    The proposed changes were brought to the Board in February and April and impact the Hillcrest/Skyline boundary, the Hillcrest/Stevens Creek boundary and the Highland/Mt. Pilchuck boundary.


    Hillcrest/Skyline Boundary
    There is a significant amount of construction in the south end of the district that impacts Hillcrest and Skyline Elementary Schools. The Stonebriar neighborhood off of 20th St SE was formerly in the Hillcrest boundary and was slated to attend Skyline with the new boundaries. Due to anticipated growth in the Skyline boundary, Stonebriar families will continue to attend Hillcrest.

    Hillcrest/Stevens Creek Boundary
    A portion of the former Hillcrest boundary in the area west of Lundeen Parkway and south of (not including) 12th Place NE, Lake Stevens was scheduled to move to  Stevens Creek Elementary School but now will remain at Hillcrest. This includes housing developments accessed via 10th St. NE and 8th St. NE, where these streets are located west of Lundeen Parkway. This changes allows approximately 50 students to remain in their current school, Hillcrest, while reducing the enrollment of Stevens Creek. Hillcrest has the current and future capacity to serve these students.

    Highland/Mt. Pilchuck Boundary
    The Refuge, a new development in the north end of our district near Catherine Creek and State Route 92, was previously in the Highland boundary. This neighborhood, which is not currently occupied, will attend Mt. Pilchuck to maintain balanced enrollment at Highland.


    An updated boundary map will be available in early May, along with individual boundary maps for each elementary school. Our Transportation Department is in the process of updating its system to reflect these changes.

    As Lake Stevens continues to grow, district administrators will remain in collaboration with City planners to make determinations about new developments and school boundaries. This will ensure that elementary enrollment remains as balanced as possible.


    Four elementary schools—Highland, Mt. Pilchuck, Stevens Creek and Sunnycrest—will feed into North Lake Middle School and three elementary schools—Glenwood, Hillcrest and Skyline—will feed into Lake Stevens Middle School (LSMS). Students who are impacted by the boundary change who are attending LSMS as sixth-graders for the 2017-18 school year will remain at LSMS for an additional year to avoid attending two middle schools.

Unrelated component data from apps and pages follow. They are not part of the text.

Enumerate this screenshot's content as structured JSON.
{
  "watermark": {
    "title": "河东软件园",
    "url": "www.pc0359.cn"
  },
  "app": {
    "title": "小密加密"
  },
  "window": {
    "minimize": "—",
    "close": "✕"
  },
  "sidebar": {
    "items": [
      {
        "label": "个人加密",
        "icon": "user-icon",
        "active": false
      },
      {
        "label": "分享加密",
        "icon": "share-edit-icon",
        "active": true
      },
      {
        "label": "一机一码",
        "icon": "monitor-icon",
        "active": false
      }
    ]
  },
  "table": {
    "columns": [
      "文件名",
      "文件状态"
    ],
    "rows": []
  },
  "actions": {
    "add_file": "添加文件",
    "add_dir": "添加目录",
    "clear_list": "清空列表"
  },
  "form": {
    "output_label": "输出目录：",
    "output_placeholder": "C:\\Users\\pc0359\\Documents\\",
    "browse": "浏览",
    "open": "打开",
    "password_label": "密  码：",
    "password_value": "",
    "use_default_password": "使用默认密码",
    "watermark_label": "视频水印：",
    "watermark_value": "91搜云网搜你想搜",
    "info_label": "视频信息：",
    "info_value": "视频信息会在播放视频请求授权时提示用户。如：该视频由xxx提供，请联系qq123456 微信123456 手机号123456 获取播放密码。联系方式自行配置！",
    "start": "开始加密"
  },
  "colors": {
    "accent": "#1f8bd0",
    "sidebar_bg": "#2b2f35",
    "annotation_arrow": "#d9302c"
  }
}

    Why were elementary boundaries changed?
    In February 2016, Lake Stevens voters approved a $116 million school construction bond to build the district’s seventh elementary school—Stevens Creek Elementary School—a new Early Learning Center and to expand and modernize Lake Stevens High School. With the addition of Stevens Creek, district elementary school boundaries needed to be adjusted to determine which students will attend the new school and to reduce the number of students in many of our existing schools.

    Who created the proposed boundaries?
    The proposed boundaries were created by a Boundary Committee, made up of administrators, staff members, parents and community members from each of our schools. The Committee met seven times throughout the fall to review enrollment data, school capacities, elementary growth rates and projections and community growth projections.

    What was the Board’s process for approving the new boundaries?
    The Boundary Committee’s recommendation was presented to the Board in January 2017. School district administrators received considerable feedback from families impacted by the changes. Feedback was shared with the Board of Directors for discussion at its second January 2017 meeting. Several community members also spoke during the community comment portion of the meeting and brought forth questions and concerns.

    Specific areas of the proposed boundary map were discussed by the Board based on the feedback received. Following its discussion, the Board asked the administrative team to consider making some minor adjustments to the proposal from the Boundary Committee to address concerns raised. There was no feasible way to address all concerns. However, the administrative team was able to recommend slight adjustments to minimize disruption of some students and families based on the concerns heard. These adjustments are included in the new boundary map.